Article Title



Mitchell E. Zaplatosch1, Jesse N.L. Sims1, Hannah R. Koch1, David A. Messer1, Travis Anderson2, Laurie Wideman, FACSM1, William M. Adams, FACSM2, Jessica McNeil1. 1University of North Carolina at Greensboro, Greensboro, NC. 2United States Olympic & Paralympic Committee, Colorado Springs, CO.

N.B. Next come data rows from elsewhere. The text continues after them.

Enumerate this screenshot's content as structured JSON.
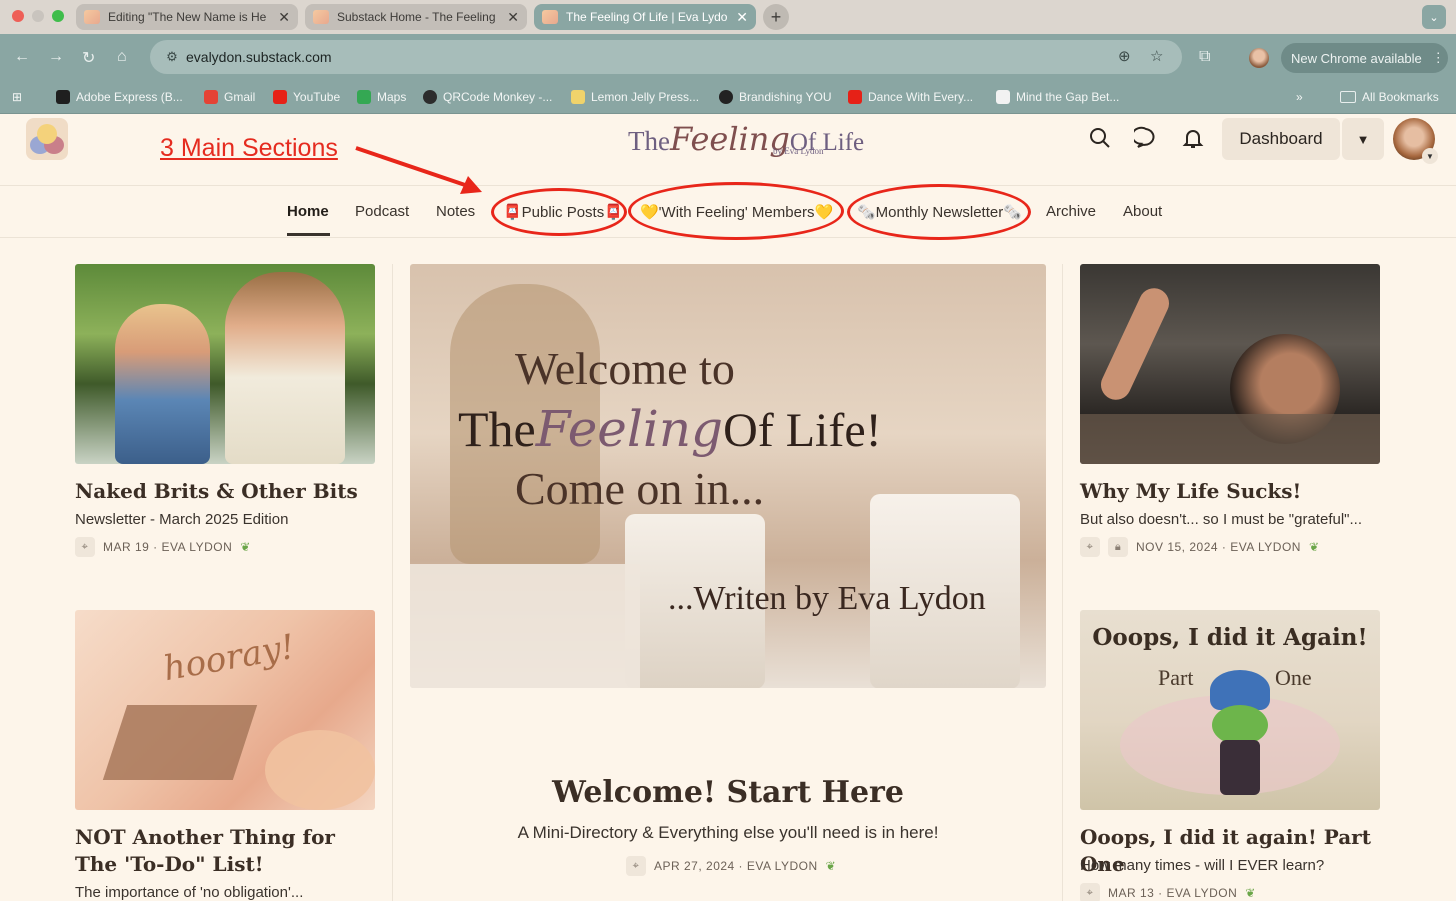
{
  "browser": {
    "tabs": [
      {
        "title": "Editing \"The New Name is He"
      },
      {
        "title": "Substack Home - The Feeling"
      },
      {
        "title": "The Feeling Of Life | Eva Lydo"
      }
    ],
    "url": "evalydon.substack.com",
    "update_label": "New Chrome available",
    "bookmarks": [
      {
        "label": "Adobe Express (B..."
      },
      {
        "label": "Gmail"
      },
      {
        "label": "YouTube"
      },
      {
        "label": "Maps"
      },
      {
        "label": "QRCode Monkey -..."
      },
      {
        "label": "Lemon Jelly Press..."
      },
      {
        "label": "Brandishing YOU"
      },
      {
        "label": "Dance With Every..."
      },
      {
        "label": "Mind the Gap Bet..."
      }
    ],
    "all_bookmarks": "All Bookmarks"
  },
  "site": {
    "brand_the": "The",
    "brand_feeling": "Feeling",
    "brand_of_life": "Of Life",
    "brand_sub": "by Eva Lydon",
    "dashboard_label": "Dashboard"
  },
  "annotation": "3 Main Sections",
  "nav": [
    {
      "label": "Home"
    },
    {
      "label": "Podcast"
    },
    {
      "label": "Notes"
    },
    {
      "label": "📮Public Posts📮"
    },
    {
      "label": "💛'With Feeling' Members💛"
    },
    {
      "label": "🗞️Monthly Newsletter🗞️"
    },
    {
      "label": "Archive"
    },
    {
      "label": "About"
    }
  ],
  "hero": {
    "line1": "Welcome to",
    "line2_the": "The",
    "line2_feeling": "Feeling",
    "line2_rest": "Of Life!",
    "line3": "Come on in...",
    "line4": "...Writen by Eva Lydon",
    "title": "Welcome! Start Here",
    "subtitle": "A Mini-Directory & Everything else you'll need is in here!",
    "meta": "APR 27, 2024 · EVA LYDON"
  },
  "posts": {
    "left1": {
      "title": "Naked Brits & Other Bits",
      "subtitle": "Newsletter - March 2025 Edition",
      "meta": "MAR 19 · EVA LYDON"
    },
    "left2": {
      "title": "NOT Another Thing for The 'To-Do\" List!",
      "subtitle": "The importance of 'no obligation'...",
      "image_text": "hooray!"
    },
    "right1": {
      "title": "Why My Life Sucks!",
      "subtitle": "But also doesn't... so I must be \"grateful\"...",
      "meta": "NOV 15, 2024 · EVA LYDON"
    },
    "right2": {
      "title": "Ooops, I did it again! Part One",
      "subtitle": "How many times - will I EVER learn?",
      "meta": "MAR 13 · EVA LYDON",
      "image_title": "Ooops, I did it Again!",
      "image_part": "Part",
      "image_one": "One"
    }
  },
  "colors": {
    "annotation_red": "#e8261a",
    "browser_teal": "#8aa6a3",
    "page_bg": "#fdf5ea"
  }
}
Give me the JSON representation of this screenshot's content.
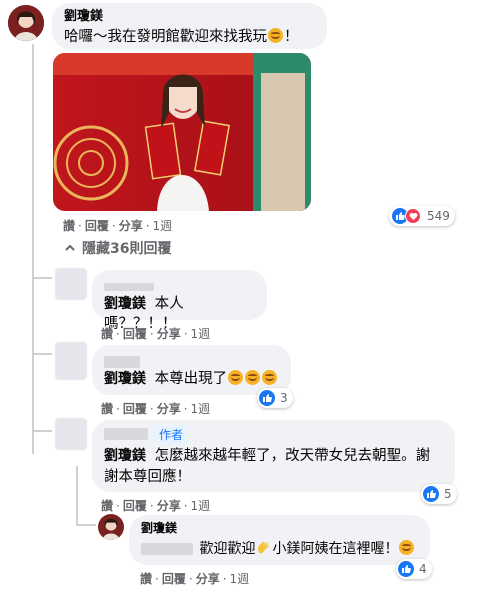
{
  "colors": {
    "bubble": "#f0f2f5",
    "link": "#1877f2",
    "meta": "#65676b",
    "like": "#1877f2",
    "love": "#f33e58",
    "poster_red": "#c8161d"
  },
  "top_comment": {
    "author": "劉瓊鎂",
    "text": "哈囉～我在發明館歡迎來找我玩",
    "text_end": "！",
    "actions": {
      "like": "讚",
      "reply": "回覆",
      "share": "分享",
      "time": "1週"
    },
    "reaction_count": "549"
  },
  "hide_replies": {
    "label": "隱藏36則回覆"
  },
  "replies": [
    {
      "mention": "劉瓊鎂",
      "text": "本人嗎？？！！",
      "actions": {
        "like": "讚",
        "reply": "回覆",
        "share": "分享",
        "time": "1週"
      }
    },
    {
      "mention": "劉瓊鎂",
      "text": "本尊出現了",
      "actions": {
        "like": "讚",
        "reply": "回覆",
        "share": "分享",
        "time": "1週"
      },
      "reaction_count": "3"
    },
    {
      "badge": "作者",
      "mention": "劉瓊鎂",
      "text_line1": "怎麼越來越年輕了，改天帶女兒去朝聖。謝",
      "text_line2": "謝本尊回應！",
      "actions": {
        "like": "讚",
        "reply": "回覆",
        "share": "分享",
        "time": "1週"
      },
      "reaction_count": "5"
    }
  ],
  "nested_reply": {
    "author": "劉瓊鎂",
    "text_a": "歡迎歡迎",
    "text_b": "小鎂阿姨在這裡喔！",
    "actions": {
      "like": "讚",
      "reply": "回覆",
      "share": "分享",
      "time": "1週"
    },
    "reaction_count": "4"
  }
}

INTRODUCTION: Chronic elevations in cortisol are associated with preference for foods with higher fat and sugar content, which may contribute to higher energy intake (EI). Chronic underhydration has been associated with greater risk for obesity and elevated resting cortisol concentrations. However, the influence of elevated copeptin, indicative of underhydration, on cortisol responses and subsequent EI remains largely unknown. This study explored the effects of variations in copeptin and cortisol on energy and macronutrient intake during an ad-libitum breakfast. METHODS: Ten healthy adults (10% female; Age, 25±4 y; Height, 177.9±7.4 cm; body mass, 75.8±13.8 kg; body fat, 13.5±7.1%) received an ad-libitum breakfast with a variety of food items on two separate occasions the morning after sleeping in temperate (TTEMP, 25°C, 30% RH) and hot (THOT, 30°C, 30% RH) environmental conditions, in a randomized order. Blood and saliva were collected immediately prior to the ad-libitum breakfast (45 minutes post-awakening), analyzed for serum copeptin (COP) and salivary cortisol (CORT), respectively. Separate random-intercept linear mixed-effects models assessed the effects of individual mean-centered copeptin and salivary cortisol concentrations on ad-libitum energy and macronutrient intake at breakfast, controlling for condition. RESULTS: CORT concentration (p=0.84), COP concentration (p=0.84), EI (p=0.25), and protein (p=0.62), fat (p=0.53), and carbohydrate (p=0.239) consumption did not differ by condition. Within-person changes in copeptin or cortisol were not associated with EI or macronutrient intake [kcals: βCOP = 20.38, [-35.93, 76.79], p = 0.463], βCORT = -14.02, [-33.68, 5.64], p = 0.17, protein: βCOP = -0.15 [-2.74, 2.45], p = 0.91, βCORT = -0.37, [-1.28, 0.53], p = 0.41; carbohydrates: βCOP = 4.90 [-4.25, 14.0] p = 0.29, βCORT = -1.34, [-4.53, 1.86], p = 0.398; fat βCOP = 0.24 [-3.70, 4.19], p = 0.90) βCORT = -0.78, [-2.16, 0.59], p = 0.26, when controlling for condition. CONCLUSIONS: Variations in morning cortisol and copeptin were not associated with ad-libitum energy or macronutrient intake during breakfast. Future studies that impose perturbances in these hormones on subsequent eating behaviors and EI are needed to provide causal evidence.

This document is currently not available here.